Agamemnon, while a great warrior, is not the smartest man in the war. Before book one of The Iliad, he took the woman Chryseis as a prize of war and made her his concubine. Her father, Chryses, a priest of the sun god Apollo, demands her return. Agamemnon refuses, so Apollo sends a plague down into the Achaean camp, and many soldiers die. Agamemnon’s councillors, Odysseus and Nestor tell Agamemnon to return the girl to her father, but he refuses. He can accept the destruction but can not lower down his pride which shows his arrogance just like Achilles who refuses to return to the battle even after the apologies and gifts. Agamemnon doesn’t uphold the status of a good leader because a good leader is the one who first thinks of his soldiers and the other warriors accompanying him, rather he first thinks of himself. Agamemnon is convinced to return Chryseis, but on only one condition. He demands that the woman Briseis, who is the concubine of the great hero Achilles, be given to him in her place. Agamemnon is insistent, and Achilles is furious. But as Agamemnon is his leader, Achilles has no choice and Briseis is brought to Agamemnon’s tents. This colossal blunder nearly costs Agamemnon the war. Agamemnon’s egocentric behaviour forms a plot for neikos . Achilles refuses to fight the war for him and the battle without Achilles becomes a devastating loss for the Achaeans. Agamemnon’s reasoning for taking Briseis from Achilles tells us all we need to know about his character. The man is a bully, and he especially cannot stand for anyone to have more or better than he does. Despite of Agamemnon’s strong and heartless character, he is seen weeping in book nine where he feels very disappointed because of their constant failures in the battles. Agamemnon’s weak side is reflected here where he feels distressed by thinking of the outcomes of the war.

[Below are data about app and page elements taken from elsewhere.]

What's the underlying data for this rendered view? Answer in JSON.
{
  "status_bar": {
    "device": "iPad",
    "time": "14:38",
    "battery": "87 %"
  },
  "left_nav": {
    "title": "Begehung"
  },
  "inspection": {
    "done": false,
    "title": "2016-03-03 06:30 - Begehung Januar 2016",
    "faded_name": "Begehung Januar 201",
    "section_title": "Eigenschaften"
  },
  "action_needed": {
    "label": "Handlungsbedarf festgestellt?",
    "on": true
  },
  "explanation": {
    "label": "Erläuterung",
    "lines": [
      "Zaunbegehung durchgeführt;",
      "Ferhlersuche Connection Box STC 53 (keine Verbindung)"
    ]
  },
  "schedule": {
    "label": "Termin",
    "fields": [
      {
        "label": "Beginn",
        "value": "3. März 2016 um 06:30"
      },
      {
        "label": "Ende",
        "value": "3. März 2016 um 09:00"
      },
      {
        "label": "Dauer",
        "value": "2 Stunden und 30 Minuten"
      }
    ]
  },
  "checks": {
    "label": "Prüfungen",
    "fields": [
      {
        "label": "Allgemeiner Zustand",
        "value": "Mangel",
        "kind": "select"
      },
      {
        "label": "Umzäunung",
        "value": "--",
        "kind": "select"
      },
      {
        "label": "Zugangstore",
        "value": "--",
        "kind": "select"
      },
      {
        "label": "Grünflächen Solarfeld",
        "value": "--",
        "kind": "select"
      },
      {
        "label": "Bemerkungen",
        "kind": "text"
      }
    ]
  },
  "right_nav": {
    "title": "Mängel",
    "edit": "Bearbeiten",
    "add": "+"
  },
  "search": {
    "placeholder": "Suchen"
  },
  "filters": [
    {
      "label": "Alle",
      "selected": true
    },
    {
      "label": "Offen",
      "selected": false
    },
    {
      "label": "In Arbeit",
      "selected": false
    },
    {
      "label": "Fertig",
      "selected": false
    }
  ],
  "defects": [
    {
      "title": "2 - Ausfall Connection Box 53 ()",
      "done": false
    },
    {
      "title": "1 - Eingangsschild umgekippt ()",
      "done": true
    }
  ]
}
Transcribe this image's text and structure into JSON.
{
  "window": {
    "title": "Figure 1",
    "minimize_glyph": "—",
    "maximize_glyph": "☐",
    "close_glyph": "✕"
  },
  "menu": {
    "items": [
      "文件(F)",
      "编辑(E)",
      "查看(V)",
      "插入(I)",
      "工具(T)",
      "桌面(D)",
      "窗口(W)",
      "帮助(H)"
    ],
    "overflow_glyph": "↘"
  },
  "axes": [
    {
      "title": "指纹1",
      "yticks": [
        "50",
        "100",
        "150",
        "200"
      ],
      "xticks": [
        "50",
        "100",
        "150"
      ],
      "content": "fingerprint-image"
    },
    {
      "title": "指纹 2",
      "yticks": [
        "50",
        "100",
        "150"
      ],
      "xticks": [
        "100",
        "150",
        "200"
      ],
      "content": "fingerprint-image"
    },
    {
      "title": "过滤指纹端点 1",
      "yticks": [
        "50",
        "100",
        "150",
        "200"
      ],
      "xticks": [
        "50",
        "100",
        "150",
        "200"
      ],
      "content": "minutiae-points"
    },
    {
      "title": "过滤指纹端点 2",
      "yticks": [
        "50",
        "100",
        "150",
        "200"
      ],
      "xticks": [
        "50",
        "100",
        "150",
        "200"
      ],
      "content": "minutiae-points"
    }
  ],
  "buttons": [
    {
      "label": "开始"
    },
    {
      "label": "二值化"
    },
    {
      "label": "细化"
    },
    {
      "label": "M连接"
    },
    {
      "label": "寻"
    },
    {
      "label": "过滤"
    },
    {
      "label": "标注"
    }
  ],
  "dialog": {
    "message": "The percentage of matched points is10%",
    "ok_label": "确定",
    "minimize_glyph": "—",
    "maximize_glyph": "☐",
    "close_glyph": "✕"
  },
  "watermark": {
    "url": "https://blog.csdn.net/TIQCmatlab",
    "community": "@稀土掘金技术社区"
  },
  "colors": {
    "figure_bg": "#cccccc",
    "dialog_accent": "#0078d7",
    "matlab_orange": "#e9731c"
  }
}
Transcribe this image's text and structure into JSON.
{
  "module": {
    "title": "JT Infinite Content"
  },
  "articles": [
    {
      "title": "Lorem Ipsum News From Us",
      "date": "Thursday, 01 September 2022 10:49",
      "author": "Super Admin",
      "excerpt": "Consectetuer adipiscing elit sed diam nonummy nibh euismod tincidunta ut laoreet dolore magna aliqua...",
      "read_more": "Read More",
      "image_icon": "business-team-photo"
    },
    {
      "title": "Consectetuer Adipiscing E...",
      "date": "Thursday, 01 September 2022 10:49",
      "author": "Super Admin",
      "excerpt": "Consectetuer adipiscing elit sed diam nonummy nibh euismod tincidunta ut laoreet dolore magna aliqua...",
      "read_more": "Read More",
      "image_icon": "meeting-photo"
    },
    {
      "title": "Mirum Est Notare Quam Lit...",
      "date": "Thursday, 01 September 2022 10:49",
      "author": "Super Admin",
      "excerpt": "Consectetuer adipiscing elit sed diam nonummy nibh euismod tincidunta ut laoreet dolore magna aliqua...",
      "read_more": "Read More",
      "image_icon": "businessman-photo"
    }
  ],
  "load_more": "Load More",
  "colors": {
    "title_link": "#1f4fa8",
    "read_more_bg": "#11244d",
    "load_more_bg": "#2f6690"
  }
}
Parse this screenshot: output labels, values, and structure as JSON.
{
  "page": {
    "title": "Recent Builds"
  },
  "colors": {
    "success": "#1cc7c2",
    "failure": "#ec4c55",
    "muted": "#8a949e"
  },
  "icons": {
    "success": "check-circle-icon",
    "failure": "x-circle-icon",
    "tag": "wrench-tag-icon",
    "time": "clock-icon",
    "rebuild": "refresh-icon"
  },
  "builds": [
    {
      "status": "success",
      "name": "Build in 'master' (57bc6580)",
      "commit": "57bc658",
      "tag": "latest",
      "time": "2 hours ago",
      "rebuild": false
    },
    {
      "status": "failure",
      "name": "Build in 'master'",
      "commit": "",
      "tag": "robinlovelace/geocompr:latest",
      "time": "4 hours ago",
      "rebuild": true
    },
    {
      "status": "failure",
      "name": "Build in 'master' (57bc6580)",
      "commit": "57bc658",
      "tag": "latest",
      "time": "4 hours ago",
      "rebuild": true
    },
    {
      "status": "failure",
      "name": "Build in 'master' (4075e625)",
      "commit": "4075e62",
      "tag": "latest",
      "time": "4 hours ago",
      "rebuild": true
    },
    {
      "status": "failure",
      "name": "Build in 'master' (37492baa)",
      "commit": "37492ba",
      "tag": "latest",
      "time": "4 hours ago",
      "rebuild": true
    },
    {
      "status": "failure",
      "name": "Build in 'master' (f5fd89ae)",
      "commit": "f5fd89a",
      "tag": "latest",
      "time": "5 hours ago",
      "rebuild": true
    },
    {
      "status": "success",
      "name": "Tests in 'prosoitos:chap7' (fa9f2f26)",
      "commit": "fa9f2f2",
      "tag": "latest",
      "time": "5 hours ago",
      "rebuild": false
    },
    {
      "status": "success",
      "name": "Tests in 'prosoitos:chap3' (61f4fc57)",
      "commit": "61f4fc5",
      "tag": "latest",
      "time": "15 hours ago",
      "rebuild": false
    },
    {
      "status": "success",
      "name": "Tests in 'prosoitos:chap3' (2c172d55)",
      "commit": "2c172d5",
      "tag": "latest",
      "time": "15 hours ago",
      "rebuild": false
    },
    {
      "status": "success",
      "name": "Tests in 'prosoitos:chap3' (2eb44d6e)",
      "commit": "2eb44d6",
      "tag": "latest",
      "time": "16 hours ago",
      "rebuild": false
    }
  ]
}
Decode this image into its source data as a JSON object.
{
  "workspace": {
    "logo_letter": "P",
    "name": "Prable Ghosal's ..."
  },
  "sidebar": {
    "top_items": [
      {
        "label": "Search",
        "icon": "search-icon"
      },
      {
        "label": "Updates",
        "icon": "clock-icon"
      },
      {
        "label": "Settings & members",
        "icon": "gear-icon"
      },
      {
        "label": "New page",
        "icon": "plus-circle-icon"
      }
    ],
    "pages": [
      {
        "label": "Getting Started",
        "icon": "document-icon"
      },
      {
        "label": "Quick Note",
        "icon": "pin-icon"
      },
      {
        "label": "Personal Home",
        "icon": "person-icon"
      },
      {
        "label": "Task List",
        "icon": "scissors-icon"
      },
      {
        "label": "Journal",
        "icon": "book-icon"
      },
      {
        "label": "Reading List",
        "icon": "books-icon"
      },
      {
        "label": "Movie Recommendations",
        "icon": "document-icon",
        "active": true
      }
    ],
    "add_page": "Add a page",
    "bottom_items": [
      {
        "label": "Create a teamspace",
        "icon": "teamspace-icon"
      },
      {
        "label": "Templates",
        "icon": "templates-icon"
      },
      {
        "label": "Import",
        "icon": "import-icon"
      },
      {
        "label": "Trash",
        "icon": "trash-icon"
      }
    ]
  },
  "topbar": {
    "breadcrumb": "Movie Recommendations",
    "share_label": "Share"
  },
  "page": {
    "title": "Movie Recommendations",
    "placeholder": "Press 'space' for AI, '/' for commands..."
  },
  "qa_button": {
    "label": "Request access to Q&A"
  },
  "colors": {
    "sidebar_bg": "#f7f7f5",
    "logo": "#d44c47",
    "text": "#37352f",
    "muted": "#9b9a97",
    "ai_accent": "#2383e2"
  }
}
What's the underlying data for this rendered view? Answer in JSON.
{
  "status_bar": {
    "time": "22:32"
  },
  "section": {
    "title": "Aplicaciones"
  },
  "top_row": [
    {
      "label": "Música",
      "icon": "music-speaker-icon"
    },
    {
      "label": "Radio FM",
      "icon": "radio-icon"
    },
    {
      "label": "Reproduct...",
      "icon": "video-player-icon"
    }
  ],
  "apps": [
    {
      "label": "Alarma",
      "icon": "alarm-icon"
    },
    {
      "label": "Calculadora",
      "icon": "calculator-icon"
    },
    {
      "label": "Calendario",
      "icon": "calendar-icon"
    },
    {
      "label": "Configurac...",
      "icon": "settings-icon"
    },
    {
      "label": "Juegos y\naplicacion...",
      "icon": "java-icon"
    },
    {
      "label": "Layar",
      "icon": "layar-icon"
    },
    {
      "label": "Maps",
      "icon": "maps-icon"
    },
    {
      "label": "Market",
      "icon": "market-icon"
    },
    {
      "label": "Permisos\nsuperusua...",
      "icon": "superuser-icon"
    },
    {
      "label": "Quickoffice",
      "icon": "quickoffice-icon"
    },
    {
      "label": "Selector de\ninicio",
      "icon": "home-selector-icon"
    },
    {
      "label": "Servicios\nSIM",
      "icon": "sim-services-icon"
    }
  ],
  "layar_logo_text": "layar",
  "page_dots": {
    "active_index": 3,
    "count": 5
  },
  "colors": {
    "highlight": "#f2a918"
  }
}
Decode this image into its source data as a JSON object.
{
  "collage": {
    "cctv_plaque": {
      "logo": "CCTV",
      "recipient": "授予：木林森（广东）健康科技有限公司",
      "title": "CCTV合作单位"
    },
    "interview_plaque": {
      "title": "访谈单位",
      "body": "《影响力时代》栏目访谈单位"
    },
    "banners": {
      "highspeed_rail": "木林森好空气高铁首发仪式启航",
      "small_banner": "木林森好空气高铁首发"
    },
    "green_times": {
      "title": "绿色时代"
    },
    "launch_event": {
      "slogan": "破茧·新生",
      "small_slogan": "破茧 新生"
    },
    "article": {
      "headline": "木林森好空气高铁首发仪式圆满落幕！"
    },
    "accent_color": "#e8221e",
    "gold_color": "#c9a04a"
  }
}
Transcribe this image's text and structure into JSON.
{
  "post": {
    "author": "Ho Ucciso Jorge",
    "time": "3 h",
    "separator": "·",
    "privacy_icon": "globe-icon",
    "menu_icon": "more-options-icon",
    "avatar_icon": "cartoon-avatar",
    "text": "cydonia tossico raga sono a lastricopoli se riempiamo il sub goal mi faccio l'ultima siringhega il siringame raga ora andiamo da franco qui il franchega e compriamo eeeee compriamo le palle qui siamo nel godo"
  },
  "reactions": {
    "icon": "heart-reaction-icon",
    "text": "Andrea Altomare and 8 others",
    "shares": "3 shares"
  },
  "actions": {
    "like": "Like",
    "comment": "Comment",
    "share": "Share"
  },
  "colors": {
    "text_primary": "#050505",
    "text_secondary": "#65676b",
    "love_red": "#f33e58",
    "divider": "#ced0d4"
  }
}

What is clear from Homer’s representation of Agamemnon is that he is a deeply flawed character. One of his greatest faults is his inability to realise that as a king he must not succumb to his own desires and emotions. He refuses to accept that the position of authority that he finds himself in demands responsibility and that his personal whims and desires should be secondary to the needs of his community. Agamemnon is weak; he vacillates. During periods of depression and discouragement, he makes wrong decisions, and he is sometimes unfair. Even though Agamemnon is a highly accomplished warrior, as a king he often exhibits, contrary to the ideal of kingship: stubbornness, cowardice and at certain times even immaturity.